(THE PROBLEM): Print the records below word for word, but leave out the pictures.

(DATA SHOWN):

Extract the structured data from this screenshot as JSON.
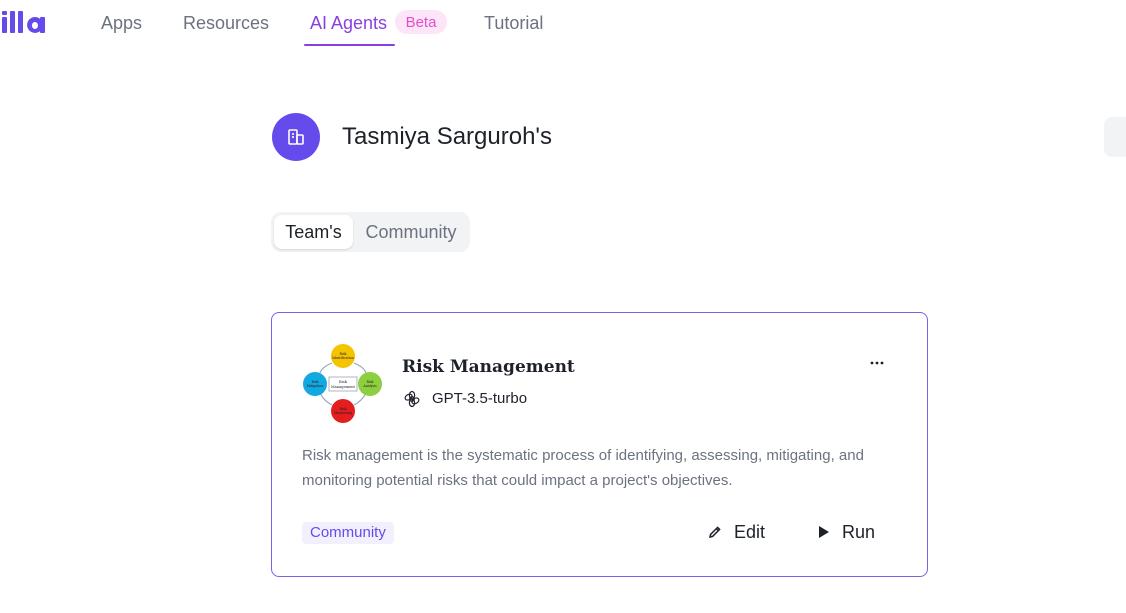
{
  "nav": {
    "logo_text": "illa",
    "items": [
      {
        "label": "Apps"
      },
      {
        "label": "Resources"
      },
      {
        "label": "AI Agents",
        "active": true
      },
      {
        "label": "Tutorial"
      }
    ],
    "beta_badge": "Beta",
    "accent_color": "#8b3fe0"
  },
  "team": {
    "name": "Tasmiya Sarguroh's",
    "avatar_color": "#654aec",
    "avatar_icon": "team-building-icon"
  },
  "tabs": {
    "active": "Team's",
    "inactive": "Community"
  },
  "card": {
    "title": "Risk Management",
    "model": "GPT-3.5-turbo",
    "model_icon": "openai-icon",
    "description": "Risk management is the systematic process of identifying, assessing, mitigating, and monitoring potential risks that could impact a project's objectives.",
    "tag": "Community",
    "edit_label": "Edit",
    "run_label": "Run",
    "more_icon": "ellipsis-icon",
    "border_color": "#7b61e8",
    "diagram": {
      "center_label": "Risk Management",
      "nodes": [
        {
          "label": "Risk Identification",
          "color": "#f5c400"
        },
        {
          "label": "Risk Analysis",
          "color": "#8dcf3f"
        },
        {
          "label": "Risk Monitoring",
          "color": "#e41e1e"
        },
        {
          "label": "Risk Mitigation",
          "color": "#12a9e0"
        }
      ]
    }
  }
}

(ANSWER AREA):
Extract the structured data from this screenshot as JSON.
{
  "nav": {
    "logo_text": "illa",
    "items": [
      {
        "label": "Apps"
      },
      {
        "label": "Resources"
      },
      {
        "label": "AI Agents",
        "active": true
      },
      {
        "label": "Tutorial"
      }
    ],
    "beta_badge": "Beta",
    "accent_color": "#8b3fe0"
  },
  "team": {
    "name": "Tasmiya Sarguroh's",
    "avatar_color": "#654aec",
    "avatar_icon": "team-building-icon"
  },
  "tabs": {
    "active": "Team's",
    "inactive": "Community"
  },
  "card": {
    "title": "Risk Management",
    "model": "GPT-3.5-turbo",
    "model_icon": "openai-icon",
    "description": "Risk management is the systematic process of identifying, assessing, mitigating, and monitoring potential risks that could impact a project's objectives.",
    "tag": "Community",
    "edit_label": "Edit",
    "run_label": "Run",
    "more_icon": "ellipsis-icon",
    "border_color": "#7b61e8",
    "diagram": {
      "center_label": "Risk Management",
      "nodes": [
        {
          "label": "Risk Identification",
          "color": "#f5c400"
        },
        {
          "label": "Risk Analysis",
          "color": "#8dcf3f"
        },
        {
          "label": "Risk Monitoring",
          "color": "#e41e1e"
        },
        {
          "label": "Risk Mitigation",
          "color": "#12a9e0"
        }
      ]
    }
  }
}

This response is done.